Just a couple of bits and pieces for this post;
I just finished Hilary Mantels "Wolf Hall" today and must say I am quite underwhelmed. It has been hauled as a masterpiece by... people. I'm not really sure who says so, but she did receive the Booker Award for it so clearly there is someone who likes it. For some reason I came across the TV-series first and then found out it was based on a book. As I quite like historically based fiction I decided to watch it and absolutely loved it. Mark Rylance, whom I had never heard of nor seen before, was great in it and I immediately started watching a load of other movies he's been in. I also decided I wanted to read the books the series was based on to see if it had more to offer, as is often the case when books become series or movies. Unfortunately that is not so here. If you have any interest in the era or historical stories overall, I definitely recommend the TV-series over the books as it is more comprehensible and as such a lot more enjoyable. Mantel simply employs a writing style which might be commended for it unconventionality, but it often left me confused as to what was going on and who was doing what. Apparently this is something other people have found a problem as well, so it wasn't just me being slow-witted (this time).
Overall the story is a good one though, based in facts but Mantel has of course taken some liberties with the characters and she's done a fairly good job there. The little quirks she's given these historical figures may be somewhat founded in actual sources, but either way they feel believable and justifiable in the context. Apparently she aimed to set the reader directly into the event of things, to make you feel like you're there. I do feel like she has succeeded in this but some of the comprehensibility has been lost instead. She's removed too much exposition, and I'm usually the last person to want more exposition. Commendable effort but still, watch the series rather than suffer through the book is my recommendation.
I also just finished Castlevania: Symphony of the Night and that on the other hand was just as good as I've been told it to be. It had a few very minor issues, so small they barely even deserve to be called issues to be honest. For instance the way to use items is a bit round-about and I missed the slide move that is in some later Castlevania instalments. But overall it's the masterpiece it's being hailed as, especially considering it was pretty ground-breaking when it was released. There isn't much to dislike actually, except maybe the dialogue in general and the voice acting in particular. The artstyle is great, the music is absolutely phenomenal and the gameplay is great fun. If you haven't played it for whatever reason you really should. It's just too bad it's so expensive to get hold of nowadays.

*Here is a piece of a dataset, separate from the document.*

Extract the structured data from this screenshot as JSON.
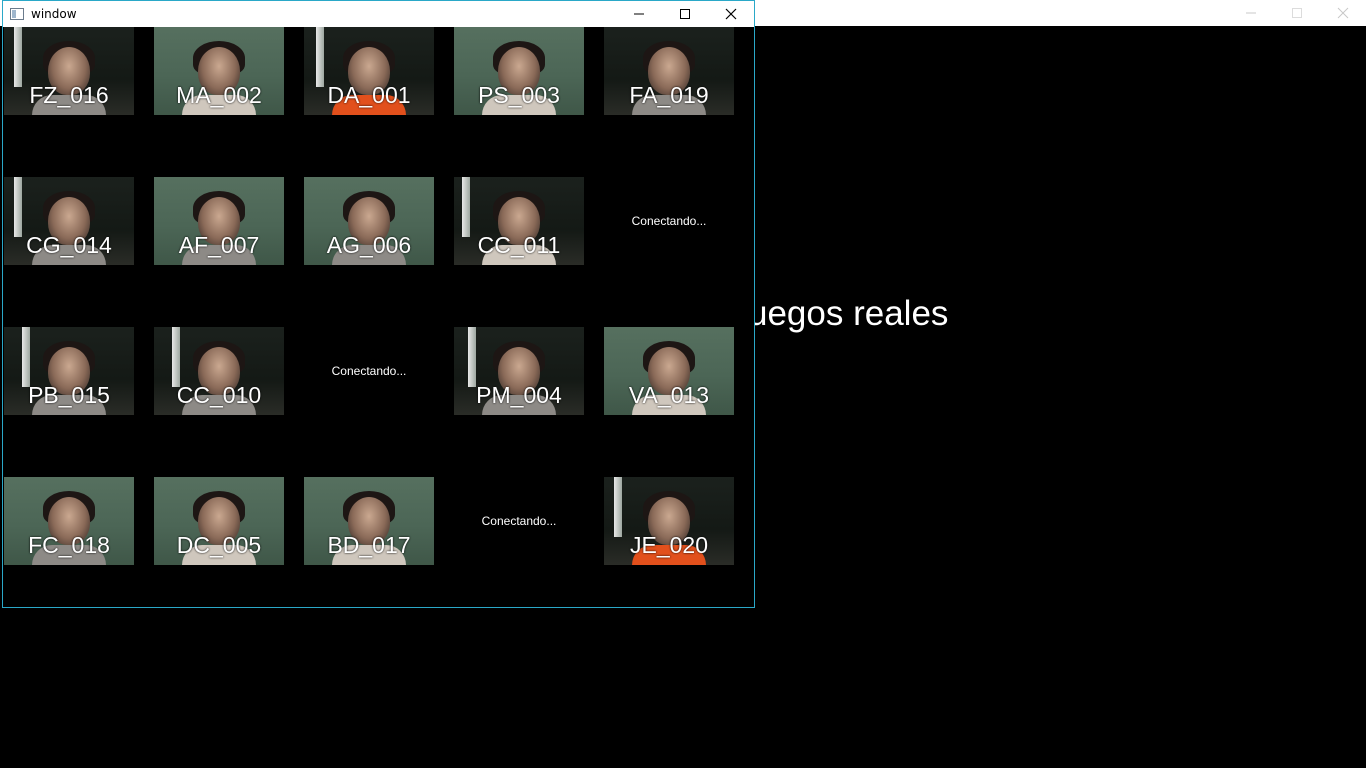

One of the VGM podcasts I listen to mentioned Suikoden 1 & 2 and I realized I've only ever played Suikoden 5 which I've tried to get into several times without succeeding. I can't even put my finger on what it is that makes me lose interest only a few hours into the game, but it has a slow start (although not as torturously slow as Star Ocean 3), boring characters, story, gameplay... well yeah it doesn't really have much going for it. I've only gotten 1,5 hour into Suikoden at the moment but so far so good. I already like the characters better, the story seems pretty standard so far and the gameplay is promising. I definitely prefer the Playstation sprite work over the ps2 polygons, there is just something about the ps2 era RPG polygon artwork that really turns me off playing those games. Star Ocean 3 as already mentioned is another game where the aesthetics really don't appeal to me, Breath of Fire Dragon Quarters had this issue too somewhat. Final Fantasy X just barely gets away with it, but it has so many other issues... well I digress.
I intend to check out at least Suikoden 1 & 2, and if they are fun I'll see if I'll move furher down the list until I hit 5 at which point I might give it another chance. Who knows, maybe having played the other games will make the fifth one more enjoyable?
I've also hit a metaphorical brick wall in Shin Megami Tensei: Devil Survivor. I've come across a boss event that is silly difficult, especially compared to the challenge so far, and I was certain it was the final event. I thought it would make the game a bit short so I decided to see if I was right. I was not, of course. Turns out this event is just barely half way. There is still loads of game left to play and I want to get there! But ramming my head against this boss, which has to be killed in a very specific way, is wearing a lot on my patience. What'll happen though is that I'll stop playing it for a while, get back to it, one-shot the boss and wonder what I made such a fuss about. I've also got SMT: Devil Survivor 2 and SMT: Digital Devil Saga 1 & 2 to play after that but that feels like far off in the distance now.